** WHAT TO DO **
The word to look for is "controller". Report every line of the entries below that has it.

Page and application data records
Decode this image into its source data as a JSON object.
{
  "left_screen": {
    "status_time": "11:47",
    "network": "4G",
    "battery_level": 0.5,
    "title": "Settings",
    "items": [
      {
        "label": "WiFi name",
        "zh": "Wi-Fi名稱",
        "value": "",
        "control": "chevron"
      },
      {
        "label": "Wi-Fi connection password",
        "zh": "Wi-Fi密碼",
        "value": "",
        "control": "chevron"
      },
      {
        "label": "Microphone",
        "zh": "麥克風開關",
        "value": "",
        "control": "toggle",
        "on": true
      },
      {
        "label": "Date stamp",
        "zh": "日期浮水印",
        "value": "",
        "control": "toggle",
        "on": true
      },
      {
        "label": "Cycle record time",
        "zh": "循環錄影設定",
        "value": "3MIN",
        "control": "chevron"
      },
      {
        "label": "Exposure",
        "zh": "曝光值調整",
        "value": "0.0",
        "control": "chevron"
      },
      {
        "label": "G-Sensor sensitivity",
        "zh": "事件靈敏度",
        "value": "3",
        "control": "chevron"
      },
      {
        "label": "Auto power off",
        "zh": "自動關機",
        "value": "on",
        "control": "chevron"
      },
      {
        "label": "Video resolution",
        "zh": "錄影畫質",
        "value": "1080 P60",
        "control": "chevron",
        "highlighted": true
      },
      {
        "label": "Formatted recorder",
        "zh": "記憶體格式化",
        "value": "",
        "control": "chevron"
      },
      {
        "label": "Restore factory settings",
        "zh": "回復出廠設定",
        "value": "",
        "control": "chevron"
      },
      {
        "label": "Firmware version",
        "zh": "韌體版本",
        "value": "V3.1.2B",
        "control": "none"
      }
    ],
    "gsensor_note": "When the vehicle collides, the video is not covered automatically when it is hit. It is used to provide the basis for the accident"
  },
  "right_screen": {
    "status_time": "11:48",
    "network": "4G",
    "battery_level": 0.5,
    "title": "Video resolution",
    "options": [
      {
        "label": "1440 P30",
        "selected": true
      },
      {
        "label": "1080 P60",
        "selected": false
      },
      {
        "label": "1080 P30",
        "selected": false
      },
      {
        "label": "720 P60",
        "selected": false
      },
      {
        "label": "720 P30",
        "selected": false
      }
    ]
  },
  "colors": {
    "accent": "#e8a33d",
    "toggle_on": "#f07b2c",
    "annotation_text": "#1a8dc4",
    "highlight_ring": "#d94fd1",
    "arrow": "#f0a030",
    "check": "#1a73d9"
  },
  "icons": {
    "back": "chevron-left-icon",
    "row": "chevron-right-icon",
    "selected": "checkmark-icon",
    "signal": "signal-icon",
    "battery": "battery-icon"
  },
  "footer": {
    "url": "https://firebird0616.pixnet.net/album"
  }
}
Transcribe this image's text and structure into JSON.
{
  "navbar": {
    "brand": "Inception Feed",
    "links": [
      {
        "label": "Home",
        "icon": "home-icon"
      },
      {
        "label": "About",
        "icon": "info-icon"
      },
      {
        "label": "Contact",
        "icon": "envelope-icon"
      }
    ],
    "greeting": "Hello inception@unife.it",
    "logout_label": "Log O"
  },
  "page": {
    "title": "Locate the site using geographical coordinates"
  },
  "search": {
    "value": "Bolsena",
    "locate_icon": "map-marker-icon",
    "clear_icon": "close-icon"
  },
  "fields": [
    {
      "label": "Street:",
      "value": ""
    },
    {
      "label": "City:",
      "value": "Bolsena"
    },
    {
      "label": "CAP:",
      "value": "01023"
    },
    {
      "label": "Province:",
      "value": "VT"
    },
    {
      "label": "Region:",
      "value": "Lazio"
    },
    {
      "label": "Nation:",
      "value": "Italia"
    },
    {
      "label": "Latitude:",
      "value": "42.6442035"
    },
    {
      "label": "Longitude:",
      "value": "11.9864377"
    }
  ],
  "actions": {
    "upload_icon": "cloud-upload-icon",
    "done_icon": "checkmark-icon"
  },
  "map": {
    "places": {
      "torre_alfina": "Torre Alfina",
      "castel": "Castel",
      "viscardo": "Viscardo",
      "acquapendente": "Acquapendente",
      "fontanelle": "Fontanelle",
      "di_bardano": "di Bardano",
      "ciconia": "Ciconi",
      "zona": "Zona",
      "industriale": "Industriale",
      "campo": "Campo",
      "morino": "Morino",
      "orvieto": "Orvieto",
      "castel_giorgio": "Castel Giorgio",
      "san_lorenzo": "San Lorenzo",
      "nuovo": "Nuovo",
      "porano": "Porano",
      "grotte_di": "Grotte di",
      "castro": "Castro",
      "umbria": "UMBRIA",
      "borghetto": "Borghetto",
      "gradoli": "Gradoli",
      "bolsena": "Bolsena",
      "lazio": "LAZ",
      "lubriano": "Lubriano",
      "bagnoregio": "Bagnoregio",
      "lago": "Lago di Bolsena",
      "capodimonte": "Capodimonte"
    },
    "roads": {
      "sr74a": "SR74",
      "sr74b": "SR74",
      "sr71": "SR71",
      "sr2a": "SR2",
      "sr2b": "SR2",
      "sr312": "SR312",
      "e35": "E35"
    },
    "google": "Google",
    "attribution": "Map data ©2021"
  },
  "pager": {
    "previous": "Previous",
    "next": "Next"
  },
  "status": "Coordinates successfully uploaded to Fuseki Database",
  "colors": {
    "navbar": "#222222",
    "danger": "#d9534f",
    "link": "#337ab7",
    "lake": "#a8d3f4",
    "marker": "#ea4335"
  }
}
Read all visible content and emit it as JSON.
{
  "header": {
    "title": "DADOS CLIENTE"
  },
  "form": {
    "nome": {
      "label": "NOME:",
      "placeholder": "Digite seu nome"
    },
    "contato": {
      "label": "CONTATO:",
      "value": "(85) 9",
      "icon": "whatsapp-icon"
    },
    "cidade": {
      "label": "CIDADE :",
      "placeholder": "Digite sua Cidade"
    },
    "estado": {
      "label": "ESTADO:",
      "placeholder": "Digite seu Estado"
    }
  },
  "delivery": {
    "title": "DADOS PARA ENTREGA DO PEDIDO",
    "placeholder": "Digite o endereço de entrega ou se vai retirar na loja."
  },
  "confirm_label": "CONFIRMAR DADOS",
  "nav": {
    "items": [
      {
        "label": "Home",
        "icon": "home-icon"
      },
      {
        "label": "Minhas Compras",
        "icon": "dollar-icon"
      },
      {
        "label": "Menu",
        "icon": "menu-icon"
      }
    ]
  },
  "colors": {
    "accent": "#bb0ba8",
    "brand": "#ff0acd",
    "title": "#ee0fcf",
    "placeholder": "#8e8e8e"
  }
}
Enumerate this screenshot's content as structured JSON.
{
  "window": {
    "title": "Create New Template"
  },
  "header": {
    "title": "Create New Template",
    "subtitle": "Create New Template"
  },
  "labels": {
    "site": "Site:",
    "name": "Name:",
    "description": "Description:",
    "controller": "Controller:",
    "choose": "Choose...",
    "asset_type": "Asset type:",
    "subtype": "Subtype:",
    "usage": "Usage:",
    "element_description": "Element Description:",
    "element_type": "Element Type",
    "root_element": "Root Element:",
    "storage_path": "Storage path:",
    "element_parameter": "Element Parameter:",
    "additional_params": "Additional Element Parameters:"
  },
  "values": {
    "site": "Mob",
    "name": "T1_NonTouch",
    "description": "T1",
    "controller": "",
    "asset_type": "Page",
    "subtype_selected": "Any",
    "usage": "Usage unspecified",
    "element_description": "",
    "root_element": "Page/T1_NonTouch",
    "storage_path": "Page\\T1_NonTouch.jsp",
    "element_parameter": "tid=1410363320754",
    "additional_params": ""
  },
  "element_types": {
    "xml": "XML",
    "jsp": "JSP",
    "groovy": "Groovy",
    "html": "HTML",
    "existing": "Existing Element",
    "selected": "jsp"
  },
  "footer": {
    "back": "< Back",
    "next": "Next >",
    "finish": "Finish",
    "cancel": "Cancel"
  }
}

** ANSWER **
    "controller": "Controller:",
    "controller": "",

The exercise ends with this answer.